After a fast improvement of the results provided by neural network-based learning techniques in the past years, models found practical deployments into user devices [Lane:2016:DSA:2959355.2959378]. The domain of security for those models is a nascent field [DBLP:journals/corr/PapernotMSW16], following the discovery of several types of attacks. The first one is the intriguing properties of adversarial attacks [BIGGIO2018317, Kurakin2016AdversarialEI, Goodfellow:2015, DBLP:journals/corr/SzegedyZSBEGF13] for fooling the classifications of models; a wide range of proposals are attempting to circumvent those attacks [7546524, Meng:2017:MTD:3133956.3134057, DBLP:journals/corr/XuEQ17]. Counter measures for preventing the stealing of machine learning models such as neural networks thought prediction APIs are discussed in stealing; it includes the recommendation for the service provider not to send probability vectors along with labels in online classification services. Some attacks are willing to leak information about individual data records that were used during the training of a model [Song:2017:MLM:3133956.3134077, 7958568]; countermeasures are to restrict the precision of probability vectors returned by the queries, or to limit those vectors solely to top- classes [7958568]. The possibility to embed information within the models themselves with watermarking techniques [Nagai2018, watermarking] is being discussed on the watermark removal side by approaches like [wat-removal]. Trojaning attacks [trojannn, stuxdnn] are yet not addressed, except by this paper.
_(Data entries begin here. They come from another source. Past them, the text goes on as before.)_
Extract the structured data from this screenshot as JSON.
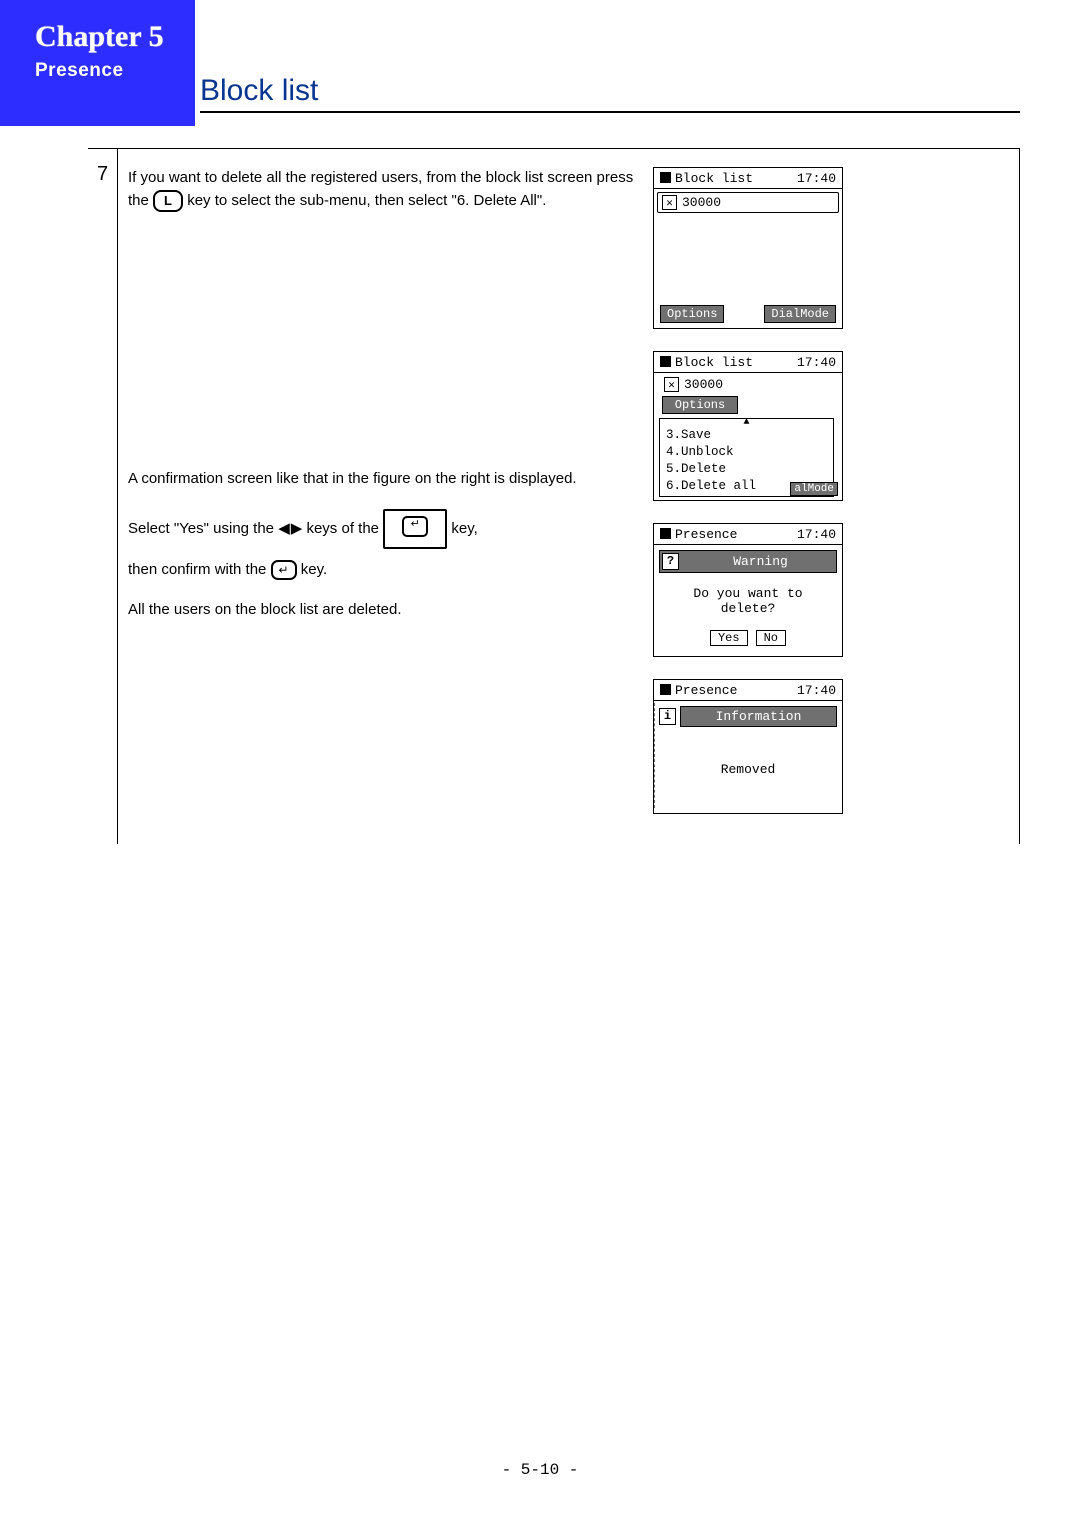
{
  "header": {
    "chapter_label": "Chapter",
    "chapter_number": "5",
    "subtitle": "Presence"
  },
  "page_title": "Block list",
  "step": {
    "number": "7",
    "para1_pre": "If you want to delete all the registered users, from the block list screen press the ",
    "key_L": "L",
    "para1_post": " key to select the sub-menu, then select \"6. Delete All\".",
    "para2": "A confirmation screen like that in the figure on the right is displayed.",
    "para3_pre": "Select \"Yes\" using the ",
    "para3_mid": " keys of the ",
    "para3_post": " key,",
    "para4_pre": "then confirm with the ",
    "para4_post": " key.",
    "para5": "All the users on the block list are deleted."
  },
  "screens": {
    "s1": {
      "title": "Block list",
      "time": "17:40",
      "entry": "30000",
      "soft_left": "Options",
      "soft_right": "DialMode"
    },
    "s2": {
      "title": "Block list",
      "time": "17:40",
      "entry": "30000",
      "soft_top": "Options",
      "menu": {
        "i3": "3.Save",
        "i4": "4.Unblock",
        "i5": "5.Delete",
        "i6": "6.Delete all"
      },
      "tag": "alMode"
    },
    "s3": {
      "title": "Presence",
      "time": "17:40",
      "warning": "Warning",
      "prompt_l1": "Do you want to",
      "prompt_l2": "delete?",
      "yes": "Yes",
      "no": "No"
    },
    "s4": {
      "title": "Presence",
      "time": "17:40",
      "info": "Information",
      "msg": "Removed"
    }
  },
  "page_number": "- 5-10 -"
}
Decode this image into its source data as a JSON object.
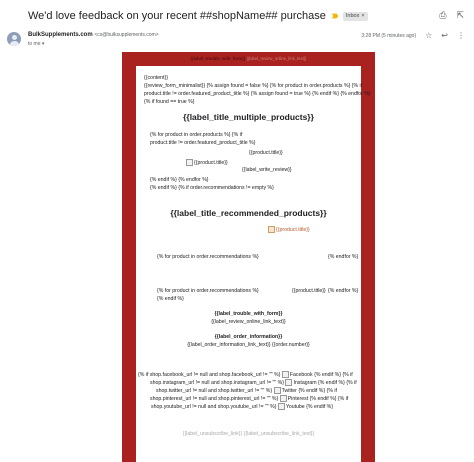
{
  "header": {
    "subject": "We'd love feedback on your recent ##shopName## purchase",
    "label_badge": "Inbox",
    "label_badge_close": "×"
  },
  "top_icons": {
    "print": "⎙",
    "open_new": "⇱"
  },
  "sender": {
    "name": "BulkSupplements.com",
    "email": "<cs@bulksupplements.com>",
    "to": "to me",
    "to_caret": "▾",
    "date": "3:28 PM (5 minutes ago)",
    "icons": {
      "star": "☆",
      "reply": "↩",
      "more": "⋮"
    }
  },
  "email_body": {
    "header_text": {
      "left": "{{label_trouble_with_form}}",
      "right": "{{label_review_online_link_text}}"
    },
    "lines": {
      "l1": "{{content}}",
      "l2": "{{review_form_minimalist}} {% assign found = false %} {% for product in order.products %} {% if",
      "l3": "product.title != order.featured_product_title %} {% assign found = true %} {% endif %} {% endfor %}",
      "l4": "{% if found == true %}",
      "heading1": "{{label_title_multiple_products}}",
      "l5": "{% for product in order.products %} {% if",
      "l6": "product.title != order.featured_product_title %}",
      "product_title_1": "{{product.title}}",
      "img_alt_1": "{{product.title}}",
      "write_review": "{{label_write_review}}",
      "l7": "{% endif %} {% endfor %}",
      "l8": "{% endif %} {% if order.recommendations != empty %}",
      "heading2": "{{label_title_recommended_products}}",
      "img_alt_2": "{{product.title}}",
      "for_recs_1": "{% for product in order.recommendations %}",
      "endfor_1": "{% endfor %}",
      "for_recs_2": "{% for product in order.recommendations %}",
      "product_title_2": "{{product.title}}",
      "endfor_2": "{% endfor %}",
      "endif_1": "{% endif %}",
      "trouble": "{{label_trouble_with_form}}",
      "review_link": "{{label_review_online_link_text}}",
      "order_info": "{{label_order_information}}",
      "order_link": "{{label_order_information_link_text}} {{order.number}}",
      "social_1a": "{% if shop.facebook_url != null and shop.facebook_url != \"\" %}",
      "social_1b": "Facebook",
      "social_1c": "{% endif %} {% if",
      "social_2a": "shop.instagram_url != null and shop.instagram_url != \"\" %}",
      "social_2b": "Instagram",
      "social_2c": "{% endif %} {% if",
      "social_3a": "shop.twitter_url != null and shop.twitter_url != \"\" %}",
      "social_3b": "Twitter",
      "social_3c": "{% endif %} {% if",
      "social_4a": "shop.pinterest_url != null and shop.pinterest_url != \"\" %}",
      "social_4b": "Pinterest",
      "social_4c": "{% endif %} {% if",
      "social_5a": "shop.youtube_url != null and shop.youtube_url != \"\" %}",
      "social_5b": "Youtube",
      "social_5c": "{% endif %}",
      "footer_left": "{{label_unsubscribe_link}}",
      "footer_right": "{{label_unsubscribe_link_text}}"
    }
  },
  "colors": {
    "frame": "#a9221f",
    "background": "#ffffff",
    "orange_link": "#b55a2a"
  }
}
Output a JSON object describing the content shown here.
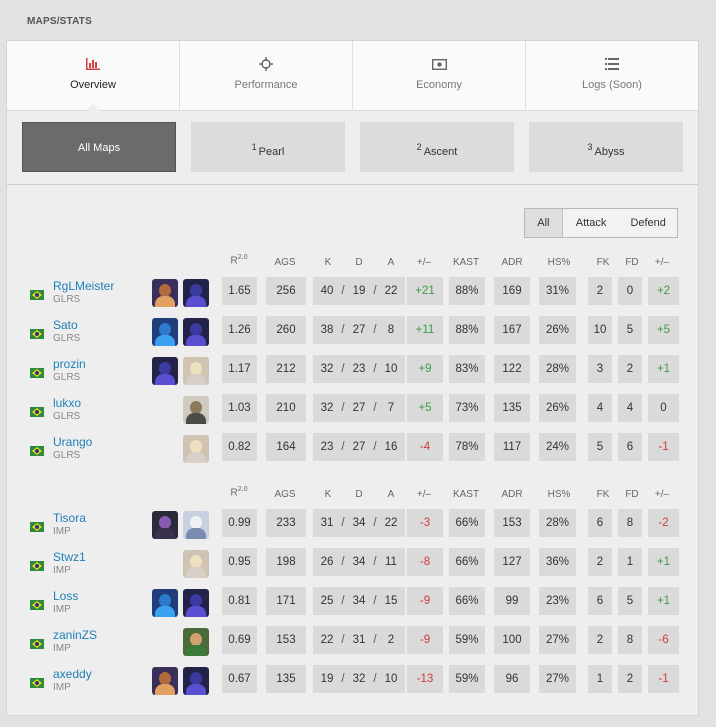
{
  "section_title": "MAPS/STATS",
  "tabs": [
    {
      "label": "Overview",
      "icon": "bar-chart-icon",
      "active": true
    },
    {
      "label": "Performance",
      "icon": "crosshair-icon",
      "active": false
    },
    {
      "label": "Economy",
      "icon": "money-icon",
      "active": false
    },
    {
      "label": "Logs (Soon)",
      "icon": "list-icon",
      "active": false
    }
  ],
  "maps": [
    {
      "num": "",
      "label": "All Maps",
      "active": true
    },
    {
      "num": "1",
      "label": "Pearl",
      "active": false
    },
    {
      "num": "2",
      "label": "Ascent",
      "active": false
    },
    {
      "num": "3",
      "label": "Abyss",
      "active": false
    }
  ],
  "side_filter": [
    "All",
    "Attack",
    "Defend"
  ],
  "headers": {
    "rating": "R",
    "rating_sup": "2.0",
    "acs": "AGS",
    "k": "K",
    "d": "D",
    "a": "A",
    "pm": "+/–",
    "kast": "KAST",
    "adr": "ADR",
    "hs": "HS%",
    "fk": "FK",
    "fd": "FD",
    "fpm": "+/–"
  },
  "colors": {
    "positive": "#3d9a43",
    "negative": "#d13b3b",
    "link": "#1f7fb8"
  },
  "teams": [
    {
      "players": [
        {
          "name": "RgLMeister",
          "team": "GLRS",
          "agents": [
            "breach-agent-icon",
            "omen-agent-icon"
          ],
          "rating": "1.65",
          "acs": "256",
          "k": "40",
          "d": "19",
          "a": "22",
          "pm": "+21",
          "kast": "88%",
          "adr": "169",
          "hs": "31%",
          "fk": "2",
          "fd": "0",
          "fpm": "+2"
        },
        {
          "name": "Sato",
          "team": "GLRS",
          "agents": [
            "neon-agent-icon",
            "omen-agent-icon"
          ],
          "rating": "1.26",
          "acs": "260",
          "k": "38",
          "d": "27",
          "a": "8",
          "pm": "+11",
          "kast": "88%",
          "adr": "167",
          "hs": "26%",
          "fk": "10",
          "fd": "5",
          "fpm": "+5"
        },
        {
          "name": "prozin",
          "team": "GLRS",
          "agents": [
            "omen-agent-icon",
            "sage-agent-icon"
          ],
          "rating": "1.17",
          "acs": "212",
          "k": "32",
          "d": "23",
          "a": "10",
          "pm": "+9",
          "kast": "83%",
          "adr": "122",
          "hs": "28%",
          "fk": "3",
          "fd": "2",
          "fpm": "+1"
        },
        {
          "name": "lukxo",
          "team": "GLRS",
          "agents": [
            "cypher-agent-icon"
          ],
          "rating": "1.03",
          "acs": "210",
          "k": "32",
          "d": "27",
          "a": "7",
          "pm": "+5",
          "kast": "73%",
          "adr": "135",
          "hs": "26%",
          "fk": "4",
          "fd": "4",
          "fpm": "0"
        },
        {
          "name": "Urango",
          "team": "GLRS",
          "agents": [
            "sage-agent-icon"
          ],
          "rating": "0.82",
          "acs": "164",
          "k": "23",
          "d": "27",
          "a": "16",
          "pm": "-4",
          "kast": "78%",
          "adr": "117",
          "hs": "24%",
          "fk": "5",
          "fd": "6",
          "fpm": "-1"
        }
      ]
    },
    {
      "players": [
        {
          "name": "Tisora",
          "team": "IMP",
          "agents": [
            "clove-agent-icon",
            "jett-agent-icon"
          ],
          "rating": "0.99",
          "acs": "233",
          "k": "31",
          "d": "34",
          "a": "22",
          "pm": "-3",
          "kast": "66%",
          "adr": "153",
          "hs": "28%",
          "fk": "6",
          "fd": "8",
          "fpm": "-2"
        },
        {
          "name": "Stwz1",
          "team": "IMP",
          "agents": [
            "sage-agent-icon"
          ],
          "rating": "0.95",
          "acs": "198",
          "k": "26",
          "d": "34",
          "a": "11",
          "pm": "-8",
          "kast": "66%",
          "adr": "127",
          "hs": "36%",
          "fk": "2",
          "fd": "1",
          "fpm": "+1"
        },
        {
          "name": "Loss",
          "team": "IMP",
          "agents": [
            "neon-agent-icon",
            "omen-agent-icon"
          ],
          "rating": "0.81",
          "acs": "171",
          "k": "25",
          "d": "34",
          "a": "15",
          "pm": "-9",
          "kast": "66%",
          "adr": "99",
          "hs": "23%",
          "fk": "6",
          "fd": "5",
          "fpm": "+1"
        },
        {
          "name": "zaninZS",
          "team": "IMP",
          "agents": [
            "gekko-agent-icon"
          ],
          "rating": "0.69",
          "acs": "153",
          "k": "22",
          "d": "31",
          "a": "2",
          "pm": "-9",
          "kast": "59%",
          "adr": "100",
          "hs": "27%",
          "fk": "2",
          "fd": "8",
          "fpm": "-6"
        },
        {
          "name": "axeddy",
          "team": "IMP",
          "agents": [
            "breach-agent-icon",
            "omen-agent-icon"
          ],
          "rating": "0.67",
          "acs": "135",
          "k": "19",
          "d": "32",
          "a": "10",
          "pm": "-13",
          "kast": "59%",
          "adr": "96",
          "hs": "27%",
          "fk": "1",
          "fd": "2",
          "fpm": "-1"
        }
      ]
    }
  ]
}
6 Conclusion

Neural network-based models enable applications to reach new levels of quality of service for the end-user. Those outstanding performances are in balance, facing the risks that are highlighted by new attacks issued by researchers and practitioners. This paper introduced the problem of tampering detection for remotely executed models, by the use of their standard API for classification. We proposed algorithms that craft markers to query the model with; the challenger assesses an attack on the remote model by checking prediction changes on those markers. We have shown a high level of performance as compared to a strawman approach that would use inputs from classic test sets for that purpose; the challenger can then expect to detect a tampering with very few queries to the remote model, avoiding false negatives. We believe that this application-level security checks, that operate at the model level and then at the granularity of the input data itself, is raising interesting futureworks for the community.

While we experimented those algorithms facing small modifications made to the model by attacks, we also shown that below a certain level of modification, the black-box setup may not permit to detect tampering attacks. In other situations, where the attack is observed in practice through accuracy change in the model, our algorithms can fail in the detection task. Some even more sensitive approaches might be proposed in the future. We believe this is an interesting futurework direction, that is to be linked with the growing understanding of the inner functioning of neural networks, and on their resilience facing attacks.

References